While optic properties of spicules suggest that sponges may be sensitive to light, those animals have no nerve cells. On the other hand, jellyfish have complex nets of neurons and, moreover, they have multitudes of very complex eyes (Nilsson D-E, Gislén L, Coates MM, Skogh C, Garm A (2005) Advanced optics in a jellyfish eye. Nature 435:201-205.)
The paper described here sounds like one of the early stages of research on jellyfish eyes – anatomy first! – and may lead to further studies on the function and behavior.
Interestingly, though very complex, the jellyfish eyes are not suited for image-detection, e.i., the detection of light radiance. Their lenses are positioned in a way that diffuses light. In eyes evolved for vision, the role of the lens is to focus light. So, what are their eyes for? It appears that their eyes are specifically evolved for detection of irradiance – the light intensity – similarly to the melanopsin-containing retinal ganglion cells in mammals, the pineal, parapineal and frontal organ in non-mammalian vertebrates, the deep brain photoreceptors in non-mammalian vertebrates, and ocelli in arthoropods.
One possibile function for the jellyfish eyes is photokinesis, i.e. perception of light inducing movement, often a very specific type of movement, e.g., swift attack or even swifter retreat (or “freezing” – playing dead). Passing of a shadow over the eyes may mean “shark” or “food” and induce a particular response.
The other possibility is phototaxis, i.e., movement towards (positive phototaxis) or away (negative phototaxis) from light. The main sources of light are the Sun and the Moon. Many aquatic creatures exhibit phototaxis as a way to orient in the vertical column, i.e., light is up, dark is down.
Many aquatic creatures switch their phototaxis between day and night, for instance they may be attracted to light at night (as the food is on the surface) while swimming to the bottom during the day (avoiding UV damage and/or predators).
In order to know when is the day and when is the night, they need to know the time of day, i.e., to have a circadian clock.
Another role for the eyes is to entrain the circadian clock to the day/night cycle.
It is possible that there are some aspects of the jellyfish physiology/behavior that are seasonal, e.g., reproduction or migration.
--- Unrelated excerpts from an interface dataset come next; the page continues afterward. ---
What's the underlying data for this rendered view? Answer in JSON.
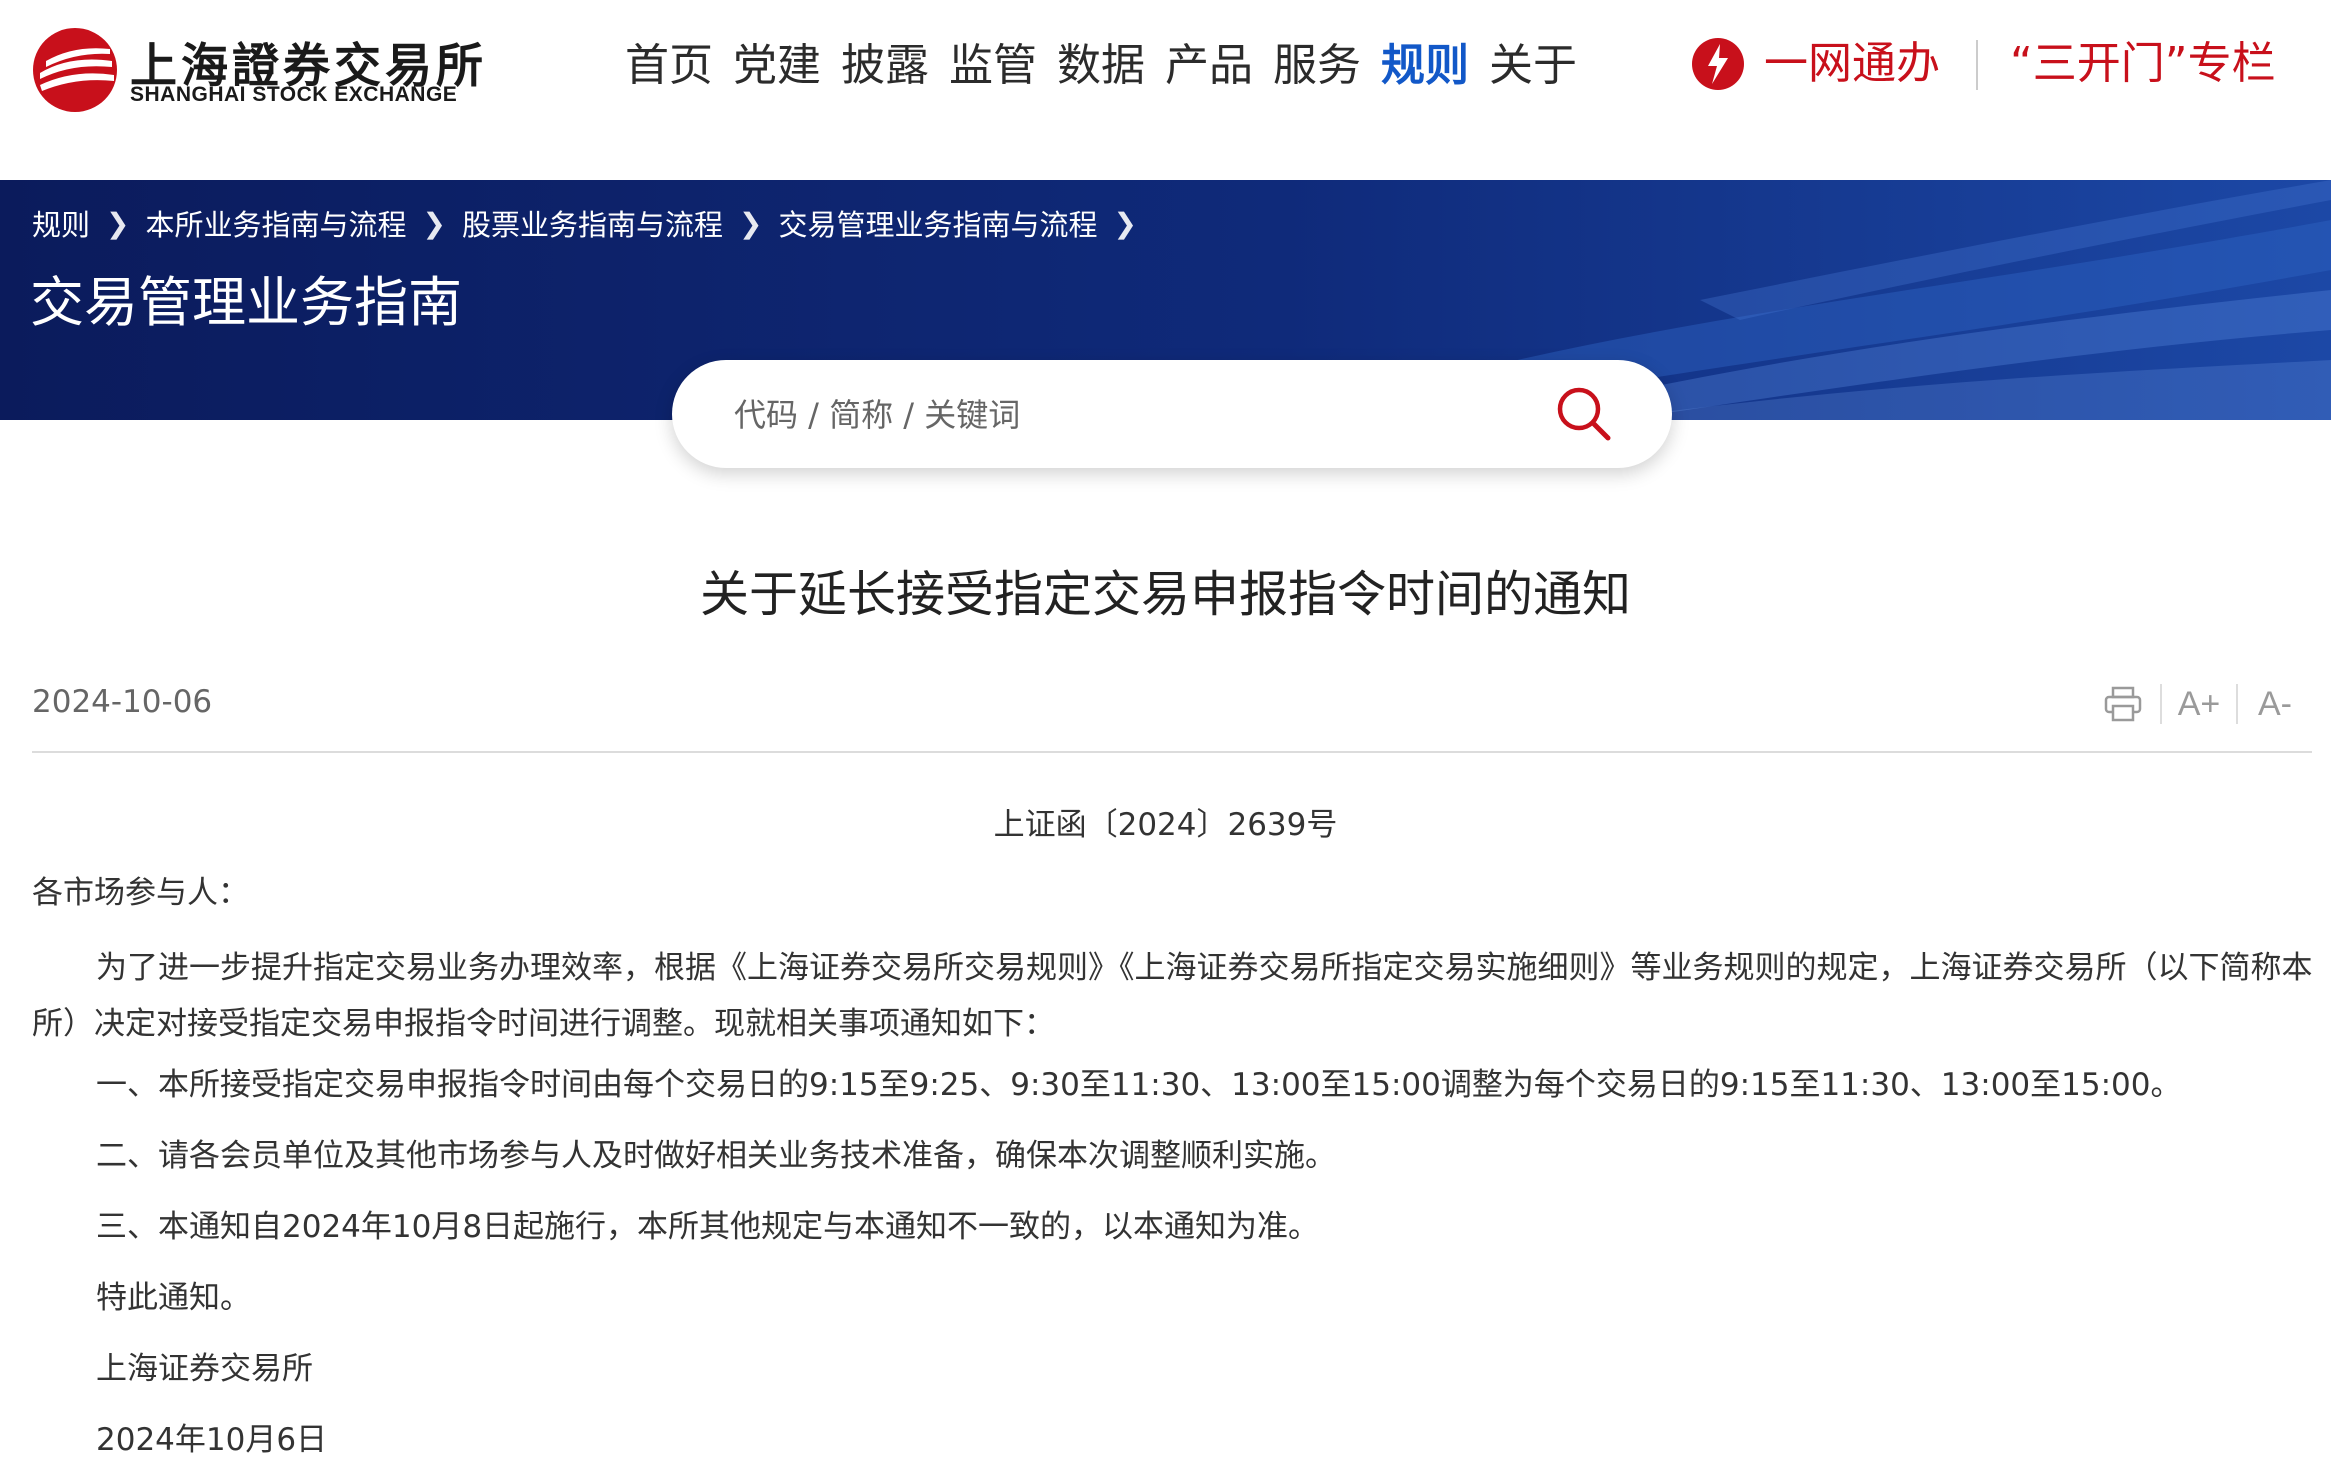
{
  "header": {
    "logo_cn": "上海證券交易所",
    "logo_en": "SHANGHAI STOCK EXCHANGE",
    "nav": [
      "首页",
      "党建",
      "披露",
      "监管",
      "数据",
      "产品",
      "服务",
      "规则",
      "关于"
    ],
    "nav_active": "规则",
    "service_label": "一网通办",
    "column_label": "“三开门”专栏",
    "brand_color": "#c8101b",
    "active_color": "#1258c8"
  },
  "banner": {
    "breadcrumb": [
      "规则",
      "本所业务指南与流程",
      "股票业务指南与流程",
      "交易管理业务指南与流程"
    ],
    "heading": "交易管理业务指南"
  },
  "search": {
    "placeholder": "代码 / 简称 / 关键词",
    "icon": "search-icon"
  },
  "article": {
    "title": "关于延长接受指定交易申报指令时间的通知",
    "date": "2024-10-06",
    "tools": {
      "print_icon": "printer-icon",
      "font_increase": "A+",
      "font_decrease": "A-"
    },
    "doc_number": "上证函〔2024〕2639号",
    "salutation": "各市场参与人：",
    "intro": "为了进一步提升指定交易业务办理效率，根据《上海证券交易所交易规则》《上海证券交易所指定交易实施细则》等业务规则的规定，上海证券交易所（以下简称本所）决定对接受指定交易申报指令时间进行调整。现就相关事项通知如下：",
    "items": [
      "一、本所接受指定交易申报指令时间由每个交易日的9:15至9:25、9:30至11:30、13:00至15:00调整为每个交易日的9:15至11:30、13:00至15:00。",
      "二、请各会员单位及其他市场参与人及时做好相关业务技术准备，确保本次调整顺利实施。",
      "三、本通知自2024年10月8日起施行，本所其他规定与本通知不一致的，以本通知为准。"
    ],
    "closing": "特此通知。",
    "signature": "上海证券交易所",
    "sign_date": "2024年10月6日"
  }
}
Eyes are needed to perceive (and the circadian clock to measure) the changing length of day (photoperiod) and induce appropriate seasonal changes: photoperiodism.
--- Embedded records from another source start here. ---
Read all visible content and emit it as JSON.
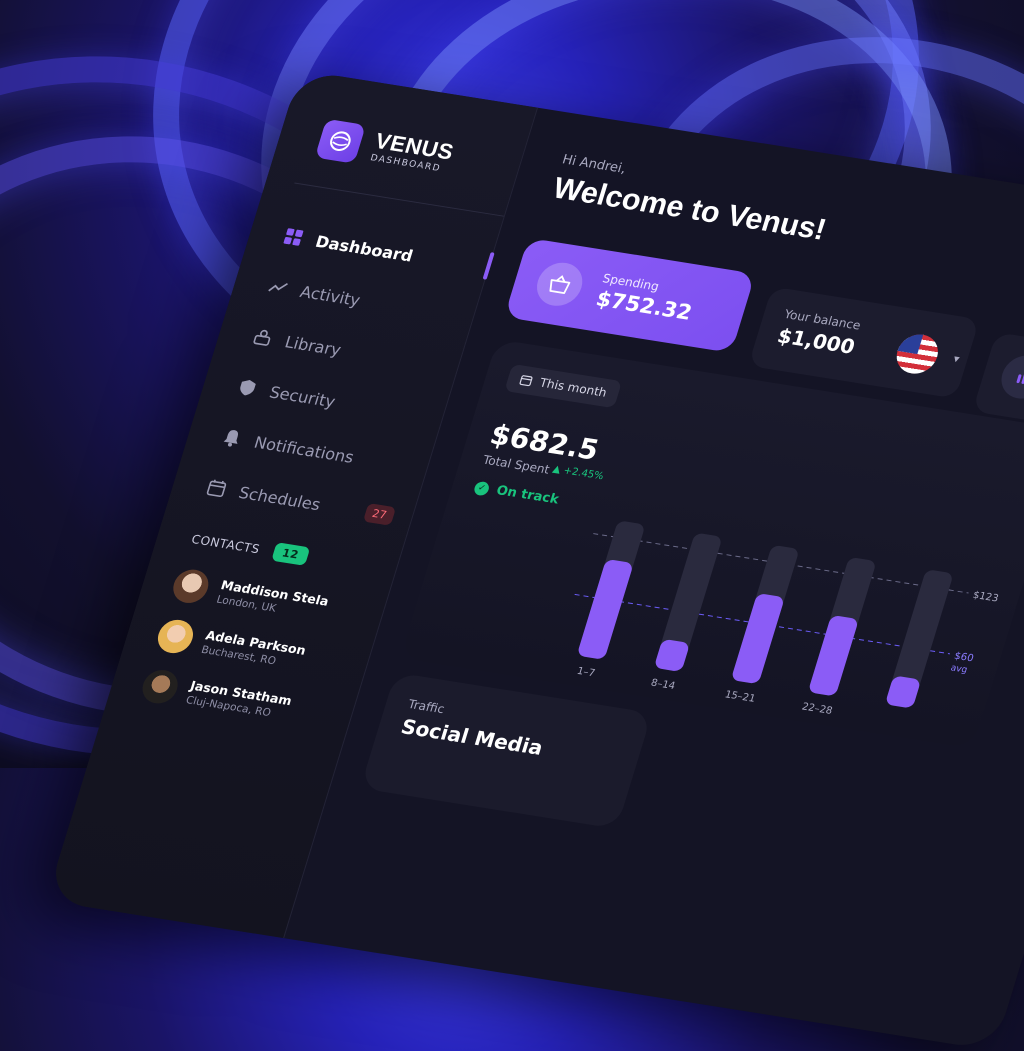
{
  "brand": {
    "title": "VENUS",
    "subtitle": "DASHBOARD"
  },
  "sidebar": {
    "items": [
      {
        "label": "Dashboard",
        "icon": "grid-icon",
        "active": true
      },
      {
        "label": "Activity",
        "icon": "activity-icon"
      },
      {
        "label": "Library",
        "icon": "library-icon"
      },
      {
        "label": "Security",
        "icon": "shield-icon"
      },
      {
        "label": "Notifications",
        "icon": "bell-icon"
      },
      {
        "label": "Schedules",
        "icon": "calendar-icon",
        "badge": "27"
      }
    ],
    "contacts_label": "CONTACTS",
    "contacts_count": "12",
    "contacts": [
      {
        "name": "Maddison Stela",
        "location": "London, UK"
      },
      {
        "name": "Adela Parkson",
        "location": "Bucharest, RO"
      },
      {
        "name": "Jason Statham",
        "location": "Cluj-Napoca, RO"
      }
    ]
  },
  "header": {
    "greeting": "Hi Andrei,",
    "title": "Welcome to Venus!"
  },
  "spending": {
    "label": "Spending",
    "amount": "$752.32"
  },
  "balance": {
    "label": "Your balance",
    "amount": "$1,000",
    "currency_flag": "us-flag-icon"
  },
  "summary": {
    "period": "This month",
    "total": "$682.5",
    "total_label": "Total Spent",
    "change": "+2.45%",
    "status": "On track"
  },
  "traffic": {
    "label": "Traffic",
    "title": "Social Media"
  },
  "colors": {
    "accent": "#8b5cf6",
    "success": "#19c37d",
    "danger": "#ff6b78",
    "panel": "#141425"
  },
  "chart_data": {
    "type": "bar",
    "categories": [
      "1–7",
      "8–14",
      "15–21",
      "22–28",
      ""
    ],
    "values": [
      100,
      30,
      90,
      80,
      30
    ],
    "reference_lines": [
      {
        "label": "$123",
        "value": 123
      },
      {
        "label": "$60",
        "value": 60,
        "sublabel": "avg"
      }
    ]
  }
}
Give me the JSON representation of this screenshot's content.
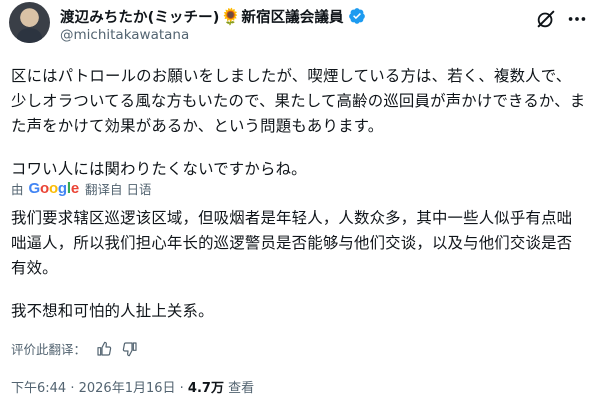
{
  "author": {
    "display_name": "渡辺みちたか(ミッチー)",
    "flower_emoji": "🌻",
    "title": "新宿区議会議員",
    "handle": "@michitakawatana",
    "verified_color": "#1d9bf0"
  },
  "tweet": {
    "paragraph1": "区にはパトロールのお願いをしましたが、喫煙している方は、若く、複数人で、少しオラついてる風な方もいたので、果たして高齢の巡回員が声かけできるか、また声をかけて効果があるか、という問題もあります。",
    "paragraph2": "コワい人には関わりたくないですからね。"
  },
  "translation": {
    "by_label": "由",
    "provider": "Google",
    "from_label": "翻译自 日语",
    "paragraph1": "我们要求辖区巡逻该区域，但吸烟者是年轻人，人数众多，其中一些人似乎有点咄咄逼人，所以我们担心年长的巡逻警员是否能够与他们交谈，以及与他们交谈是否有效。",
    "paragraph2": "我不想和可怕的人扯上关系。",
    "rate_label": "评价此翻译："
  },
  "meta": {
    "time": "下午6:44",
    "separator1": " · ",
    "date": "2026年1月16日",
    "separator2": " · ",
    "views_count": "4.7万",
    "views_label": " 查看"
  },
  "icons": {
    "grok": "grok-icon",
    "more": "more-icon",
    "thumbs_up": "thumbs-up-icon",
    "thumbs_down": "thumbs-down-icon"
  }
}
Finally, many aquatic organisms do stuff (e.g., spawn) at a particular phase of the Moon. Light intensity at night is a good (and most relevant) measure of the moon-phase. The eyes may be used to measure the moonlight intensity, or, also likely to entrain endogenous circalunar rhythms.
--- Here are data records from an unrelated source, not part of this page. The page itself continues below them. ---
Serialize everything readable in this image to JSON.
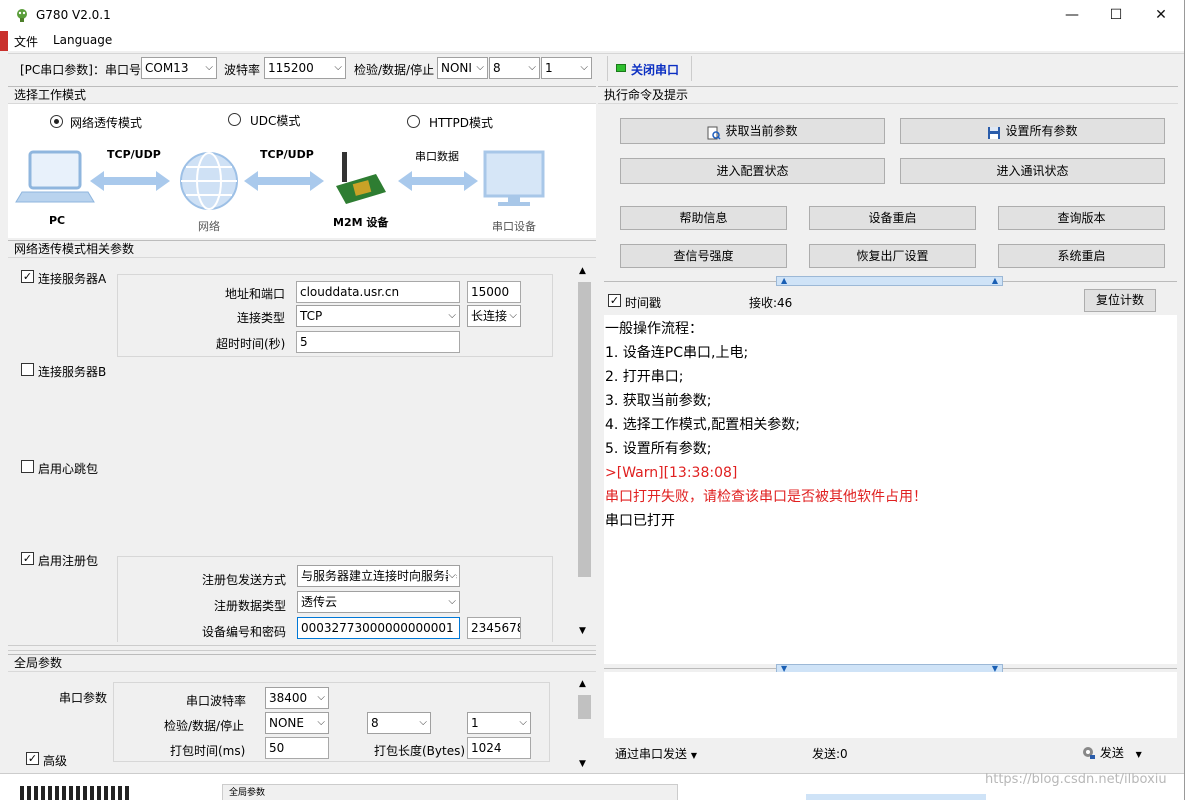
{
  "window": {
    "title": "G780 V2.0.1",
    "minimize": "—",
    "maximize": "☐",
    "close": "✕"
  },
  "menu": [
    "文件",
    "Language"
  ],
  "toolbar": {
    "serial_label": "[PC串口参数]：串口号",
    "port": "COM13",
    "baud_label": "波特率",
    "baud": "115200",
    "check_label": "检验/数据/停止",
    "parity": "NONI",
    "data_bits": "8",
    "stop_bits": "1",
    "close_port": "关闭串口"
  },
  "mode": {
    "header": "选择工作模式",
    "options": [
      "网络透传模式",
      "UDC模式",
      "HTTPD模式"
    ],
    "selected": 0,
    "diagram": {
      "pc": "PC",
      "net": "网络",
      "m2m": "M2M 设备",
      "serial_dev": "串口设备",
      "link1": "TCP/UDP",
      "link2": "TCP/UDP",
      "link3": "串口数据"
    }
  },
  "params": {
    "header": "网络透传模式相关参数",
    "server_a": {
      "label": "连接服务器A",
      "checked": true,
      "addr_label": "地址和端口",
      "addr": "clouddata.usr.cn",
      "port": "15000",
      "type_label": "连接类型",
      "type": "TCP",
      "conn": "长连接",
      "timeout_label": "超时时间(秒)",
      "timeout": "5"
    },
    "server_b": {
      "label": "连接服务器B",
      "checked": false
    },
    "heartbeat": {
      "label": "启用心跳包",
      "checked": false
    },
    "register": {
      "label": "启用注册包",
      "checked": true,
      "send_label": "注册包发送方式",
      "send": "与服务器建立连接时向服务器",
      "dtype_label": "注册数据类型",
      "dtype": "透传云",
      "id_label": "设备编号和密码",
      "id": "00032773000000000001",
      "pwd": "2345678"
    }
  },
  "global": {
    "header": "全局参数",
    "serial_label": "串口参数",
    "baud_label": "串口波特率",
    "baud": "38400",
    "check_label": "检验/数据/停止",
    "parity": "NONE",
    "data_bits": "8",
    "stop_bits": "1",
    "pack_time_label": "打包时间(ms)",
    "pack_time": "50",
    "pack_len_label": "打包长度(Bytes)",
    "pack_len": "1024",
    "advanced": "高级"
  },
  "cmd": {
    "header": "执行命令及提示",
    "get_params": "获取当前参数",
    "set_params": "设置所有参数",
    "enter_config": "进入配置状态",
    "enter_comm": "进入通讯状态",
    "help": "帮助信息",
    "reboot_dev": "设备重启",
    "query_ver": "查询版本",
    "signal": "查信号强度",
    "factory": "恢复出厂设置",
    "sys_reboot": "系统重启"
  },
  "log": {
    "timestamp_label": "时间戳",
    "rx_label": "接收:46",
    "reset": "复位计数",
    "lines": [
      "一般操作流程：",
      "1. 设备连PC串口,上电;",
      "2. 打开串口;",
      "3. 获取当前参数;",
      "4. 选择工作模式,配置相关参数;",
      "5. 设置所有参数;"
    ],
    "warn": ">[Warn][13:38:08]",
    "error": "串口打开失败，请检查该串口是否被其他软件占用！",
    "opened": "串口已打开"
  },
  "send": {
    "via": "通过串口发送",
    "tx": "发送:0",
    "send_btn": "发送"
  },
  "watermark": "https://blog.csdn.net/ilboxiu",
  "bg_bottom": "全局参数"
}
Having two types of eyes with poor focus makes all of the above possible. Real vision (image formation) is the only photoreceptive function that is excluded.
In vertebrates like us, such eyes (that little subset of retinal ganglion cells I mentioned above) have additional functions, e.g., pupilar reflex (pupils get smaller in brighter light), melatonin secretion (bright light quickly and severely shuts down melatonin synthesis in the eyes and the pineal) and control of mood (the axons project directly to the “mood center” in the brain, explaining to some extent the depression-inducing effects of prolonged darkness, e.g., in prisons).
A recent article describes a cool radiotelemetry experiment with jellyfish in the field. The animals were active during the day and inactive during the night. A flash of light temporarily activated them during the night, but the response was short-lived: Seymour J, Carrette T, & Sutherland P. 2004. Do box jellyfish sleep at night?. Medical Journal of Australia 181: 707..
I hope that the studies continue. Knowing if cnidarians have circadian clocks, what genes they use (and how) to run the clock, and what adaptive functions their clocks may have, would illuminate the question of origin and early evolution of animal circadian rhythms and clocks.